The 17th annual Retail 100 is a celebration of the individuals transforming the sector, disrupting traditional retail models and being a voice for the industry. Retail Week explores some common trends shared by the leaders featured
1. Sidestepping silos
Retailers are increasingly collaborating for success and the Retail 100 is evidence of this, with leaders entering into more strategic partnerships, whether that is investment, acquisitions or third-party tie-ups.
Recognised among the Dealmakers, these individuals are breaking down silos and using partnerships to their advantage.
Reiss chief executive Christos Angelides is one such example. In March 2021, Angelides brokered a long-term partnership with Next, which – unlike other partnerships Next has entered into – saw the fashion behemoth take a 25% equity stake and Next boss Lord Wolfson become Reiss’ new chair.
As part of the deal, Reiss’ online offer has been overhauled via Next’s Total Platform, which includes a relaunched website and greatly improved fulfilment offer. It now has later cut-off times for next-day delivery, cheaper delivery charges, faster returns and an improved click-and-collect service.
Another Dealmaker is Julia Straus, chief executive of Sweaty Betty, who helped gear the athleisure brand up for its sale to US footwear manufacturer Wolverine Worldwide last August. The $410m (£295m) deal sees Straus, who has been at the helm since 2018, report to the company’s president, Brendan Hoffman, with a strategic focus on ecommerce.
Sweaty Betty’s latest results, published in November 2021, revealed a 74% spike in sales year on year to £127m in 2020, with some 80% of those revenues coming from direct-to-consumer channels.
Straus is now preparing to make good on plans to “expand Sweaty Betty and further our mission to empower more women through fitness all over the world”.
2. Purpose-powered strategies
Today’s consumers demand that retailers actively progress ESG agendas. What is clear from the Retail 100 is the commitment from leaders to drive change and not merely pay lip service to sustainability.
Ken Murphy, celebrated among the Sustainability Activists, put ESG at the heart of his strategy for the business upon succeeding Sir Dave Lewis as Tesco’s boss in October 2020.
Murphy has set an ambitious target for Tesco to be net zero within its own operations by 2035 and on a Scope 3 basis by 2050. He is installing 2,400 electric vehicle charging points and switching its home delivery fleet to be fully electric by 2028.
Tesco is also testing new partnerships, including one with Loop, allowing shoppers to purchase items such as pasta, nuts and laundry detergent in reusable glass and stainless steel containers, thereby eliminating single-use plastic.
Then there’s David Boynton, another Sustainability Activist, who is returning The Body Shop to its ethical, activist roots as its chief executive.
Boynton oversaw the achievement of B-Corp status in 2019 and last June he launched product refill stations in stores to help customers opt out of packaging and eliminate unnecessary waste.
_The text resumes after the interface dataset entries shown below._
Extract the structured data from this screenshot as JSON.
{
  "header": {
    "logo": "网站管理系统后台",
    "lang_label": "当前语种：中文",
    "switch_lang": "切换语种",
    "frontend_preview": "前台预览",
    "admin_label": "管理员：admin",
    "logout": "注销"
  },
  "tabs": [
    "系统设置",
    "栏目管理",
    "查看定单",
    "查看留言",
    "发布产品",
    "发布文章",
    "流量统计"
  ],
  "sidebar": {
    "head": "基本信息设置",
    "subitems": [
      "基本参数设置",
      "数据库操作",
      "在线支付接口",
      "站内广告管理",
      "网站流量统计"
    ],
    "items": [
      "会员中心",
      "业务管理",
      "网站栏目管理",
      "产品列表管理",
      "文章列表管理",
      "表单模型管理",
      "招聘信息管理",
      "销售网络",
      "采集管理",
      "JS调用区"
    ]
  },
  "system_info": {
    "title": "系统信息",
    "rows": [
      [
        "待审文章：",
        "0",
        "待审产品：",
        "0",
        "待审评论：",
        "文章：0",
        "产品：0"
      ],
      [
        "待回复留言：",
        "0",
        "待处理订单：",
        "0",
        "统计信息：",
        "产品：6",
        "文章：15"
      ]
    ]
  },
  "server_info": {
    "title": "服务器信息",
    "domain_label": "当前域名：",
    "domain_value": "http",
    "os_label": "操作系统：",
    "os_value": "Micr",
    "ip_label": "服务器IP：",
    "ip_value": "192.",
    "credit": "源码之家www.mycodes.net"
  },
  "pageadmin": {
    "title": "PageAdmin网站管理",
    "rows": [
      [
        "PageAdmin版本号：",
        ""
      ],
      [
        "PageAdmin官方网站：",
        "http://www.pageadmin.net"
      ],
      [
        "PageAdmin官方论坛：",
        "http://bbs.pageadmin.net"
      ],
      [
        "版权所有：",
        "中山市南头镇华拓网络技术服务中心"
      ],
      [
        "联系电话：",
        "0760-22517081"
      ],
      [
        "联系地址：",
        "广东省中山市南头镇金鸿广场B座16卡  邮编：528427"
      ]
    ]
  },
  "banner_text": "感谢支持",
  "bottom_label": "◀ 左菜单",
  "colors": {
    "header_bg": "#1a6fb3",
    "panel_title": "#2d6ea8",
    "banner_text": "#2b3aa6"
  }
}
The uptake of this initiative resulted in it being extended to US stores in April this year.
Boynton’s people strategy also demonstrates his prioritisation of sustainability and determination to turbocharge efforts.
In January, he created a new executive role for former UK managing director Linda Campbell as global retail director, which sees her tasked with driving the international rollout of The Body Shop’s ‘activist workshop’ store format.
These stores are spaces where customers can learn about the retailer’s heritage and how the business “works to fight social and environmental injustice”.
3. Led by customer experience
The Retail 100 also highlights a doubling down on CX, a trend represented significantly by leaders in the Experience Innovators category – both in store and online.
There are numerous reasons for this shift, including a focus on helping consumers to navigate inflationary challenges and reigniting the thrill of shopping in physical spaces.
When it comes to the latter, Lush co-founder and chief executive Mark Constantine is celebrated for his role in driving new experiences and formats for shoppers.
In April, Lush launched its first vending machine ‘micro store’ at Coal Drops Yard in King’s Cross, London, allowing shoppers to top up on products and gift sets on the go.
Constantine is also looking at opportunities outside traditional retail by launching a bathing experience at a handful of its UK spa locations. The ‘Book a Bath’ experience pairs consumers with products tailored to their skin type, including a bath bomb, face mask and cooling eye pads, and provides a soundtrack “to immerse customers in their adventure in bathing”.
Meanwhile, Tesco chief customer officer Alessandra Bellini is recognised for continuing to optimise CX for cash-strapped consumers.
In May, Bellini – who spearheaded Clubcard Plus and Clubcard Prices – launched Tesco’s Better Baskets campaign.
The campaign signposts shoppers towards healthier, more sustainable products – including plant-based options, low-alcohol drinks and snacks under 100 calories – to make it easier for them to shop healthily and affordably as the cost-of-living crisis continues.
View the Retail 100 index in full here today. Featuring Disruptors, Sustainability Activists, Strategists, Dealmakers, Experience Innovators and People Champions, prepare to meet the faces of the modern, flexible retail landscape.